Last night I was watching Sandi Metz’s podcast on Bikeshed and one question in the QnA striked me.

Q. I am working on a legacy codebase. The code is a mess and I cannot stand by it.
   I want to refactor it but we are a small team and there are so many deadlines.
   Any tips for how to go about cleaning up the mess without affecting the ongoing work?

Sandi gave 2 tips for this which I am listing here with some of my analogous views mixed in:

1. Leave it:

If you know the code is never ever going to change (and since it is in use, it obviously works!), it will be wise leave it as is. Going ahead and refactoring it will lead to unnecessary overhead.

2. Chisel Refactoring:

When you change/work on something, take the chance to refactor the code while you are at it. Only the code you see around there. And make sure it works.

Most probably a bad legacy codebase will have zero tests or few badly written failing tests. So to make sure it works you can either test it manually or add tests only for that part (including your change). The later one is better since this way you will gradually build up test suite for the code that is likely to change.

You don’t need to decide upfront what code won’t change in the first tip. You will automatically start refactoring only the code that matters.

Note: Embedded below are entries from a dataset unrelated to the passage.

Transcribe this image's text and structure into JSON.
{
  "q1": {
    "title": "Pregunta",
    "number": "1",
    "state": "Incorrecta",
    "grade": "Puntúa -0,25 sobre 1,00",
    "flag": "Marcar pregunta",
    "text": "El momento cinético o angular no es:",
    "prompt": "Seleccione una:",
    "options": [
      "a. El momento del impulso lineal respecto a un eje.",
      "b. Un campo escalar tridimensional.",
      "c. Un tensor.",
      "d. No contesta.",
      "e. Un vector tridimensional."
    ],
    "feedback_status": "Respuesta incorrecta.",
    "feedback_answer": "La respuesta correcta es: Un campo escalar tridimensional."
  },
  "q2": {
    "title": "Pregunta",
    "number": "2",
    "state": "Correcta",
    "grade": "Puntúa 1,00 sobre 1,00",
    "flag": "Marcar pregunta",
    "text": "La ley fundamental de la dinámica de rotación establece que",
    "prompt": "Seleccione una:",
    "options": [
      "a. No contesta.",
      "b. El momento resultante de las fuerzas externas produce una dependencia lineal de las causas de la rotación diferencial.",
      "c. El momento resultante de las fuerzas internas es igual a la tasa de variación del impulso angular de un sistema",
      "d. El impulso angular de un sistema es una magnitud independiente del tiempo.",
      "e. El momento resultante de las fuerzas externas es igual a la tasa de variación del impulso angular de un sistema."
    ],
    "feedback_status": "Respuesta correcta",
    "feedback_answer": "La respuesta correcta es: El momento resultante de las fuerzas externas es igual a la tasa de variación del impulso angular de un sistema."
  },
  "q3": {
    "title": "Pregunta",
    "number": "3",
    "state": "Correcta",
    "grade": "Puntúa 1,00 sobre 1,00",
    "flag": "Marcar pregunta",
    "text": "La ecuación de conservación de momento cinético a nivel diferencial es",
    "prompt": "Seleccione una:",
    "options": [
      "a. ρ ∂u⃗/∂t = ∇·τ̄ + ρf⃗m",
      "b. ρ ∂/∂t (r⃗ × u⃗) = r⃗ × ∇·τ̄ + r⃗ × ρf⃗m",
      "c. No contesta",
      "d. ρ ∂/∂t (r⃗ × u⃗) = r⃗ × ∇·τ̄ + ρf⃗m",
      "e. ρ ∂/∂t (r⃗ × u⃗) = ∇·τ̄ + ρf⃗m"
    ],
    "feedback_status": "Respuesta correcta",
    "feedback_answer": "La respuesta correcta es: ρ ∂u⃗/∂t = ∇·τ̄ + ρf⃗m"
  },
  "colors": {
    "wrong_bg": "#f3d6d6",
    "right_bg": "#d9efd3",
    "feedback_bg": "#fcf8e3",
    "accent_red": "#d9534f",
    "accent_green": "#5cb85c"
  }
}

For a full refactoring (aka. rewrite) you will need permission from someone, but for this you won’t need any permission, just shove it into your PRs and you’re done!

Moreover, full rewrites are likely to lead to failed attempts often. But that is highly unlikely for chisel refactoring only because they are so small.